• About this exercise: Read the lines below, and copy any that contain the string "DOCUMENTOS".

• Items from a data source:
──────

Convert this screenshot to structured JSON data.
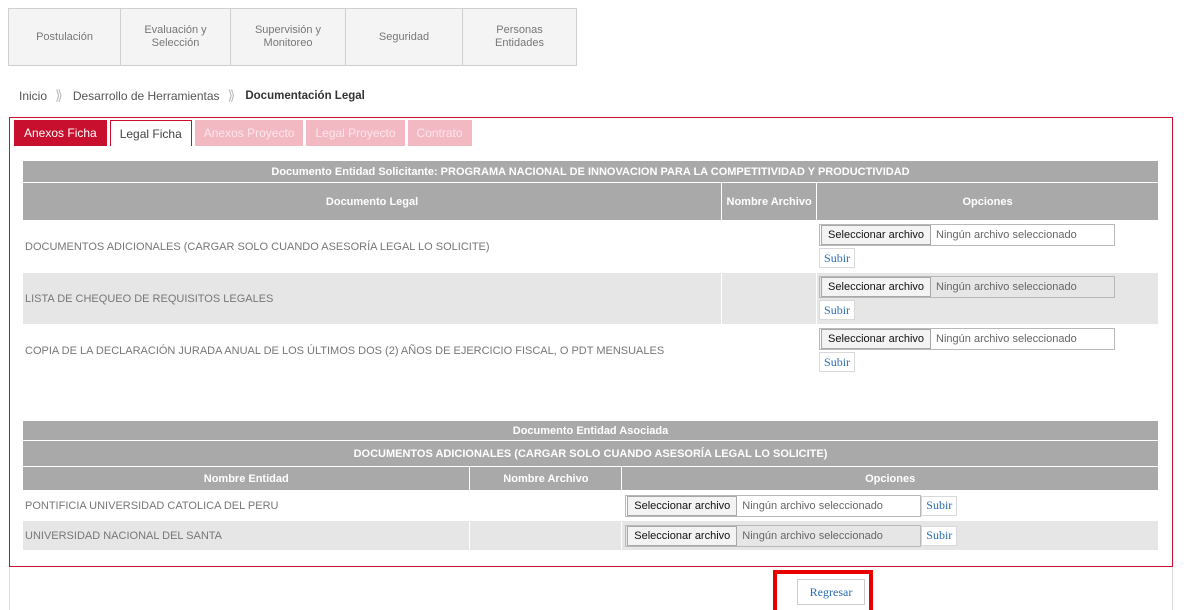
{
  "nav": [
    "Postulación",
    "Evaluación y Selección",
    "Supervisión y Monitoreo",
    "Seguridad",
    "Personas Entidades"
  ],
  "breadcrumb": {
    "home": "Inicio",
    "section": "Desarrollo de Herramientas",
    "current": "Documentación Legal"
  },
  "tabs": [
    "Anexos Ficha",
    "Legal Ficha",
    "Anexos Proyecto",
    "Legal Proyecto",
    "Contrato"
  ],
  "doc_table": {
    "title": "Documento Entidad Solicitante: PROGRAMA NACIONAL DE INNOVACION PARA LA COMPETITIVIDAD Y PRODUCTIVIDAD",
    "headers": [
      "Documento Legal",
      "Nombre Archivo",
      "Opciones"
    ],
    "rows": [
      "DOCUMENTOS ADICIONALES (CARGAR SOLO CUANDO ASESORÍA LEGAL LO SOLICITE)",
      "LISTA DE CHEQUEO DE REQUISITOS LEGALES",
      "COPIA DE LA DECLARACIÓN JURADA ANUAL DE LOS ÚLTIMOS DOS (2) AÑOS DE EJERCICIO FISCAL, O PDT MENSUALES"
    ]
  },
  "assoc_table": {
    "title": "Documento Entidad Asociada",
    "subtitle": "DOCUMENTOS ADICIONALES (CARGAR SOLO CUANDO ASESORÍA LEGAL LO SOLICITE)",
    "headers": [
      "Nombre Entidad",
      "Nombre Archivo",
      "Opciones"
    ],
    "rows": [
      "PONTIFICIA UNIVERSIDAD CATOLICA DEL PERU",
      "UNIVERSIDAD NACIONAL DEL SANTA"
    ]
  },
  "file_input": {
    "button": "Seleccionar archivo",
    "status": "Ningún archivo seleccionado"
  },
  "upload_label": "Subir",
  "back_label": "Regresar",
  "colors": {
    "accent": "#c8102e",
    "tab_disabled": "#f3b9c3",
    "header_gray": "#a9a9a9",
    "link_blue": "#2a6db3",
    "highlight": "#e60000"
  }
}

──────

• Output for this task:
      "DOCUMENTOS ADICIONALES (CARGAR SOLO CUANDO ASESORÍA LEGAL LO SOLICITE)",
    "subtitle": "DOCUMENTOS ADICIONALES (CARGAR SOLO CUANDO ASESORÍA LEGAL LO SOLICITE)",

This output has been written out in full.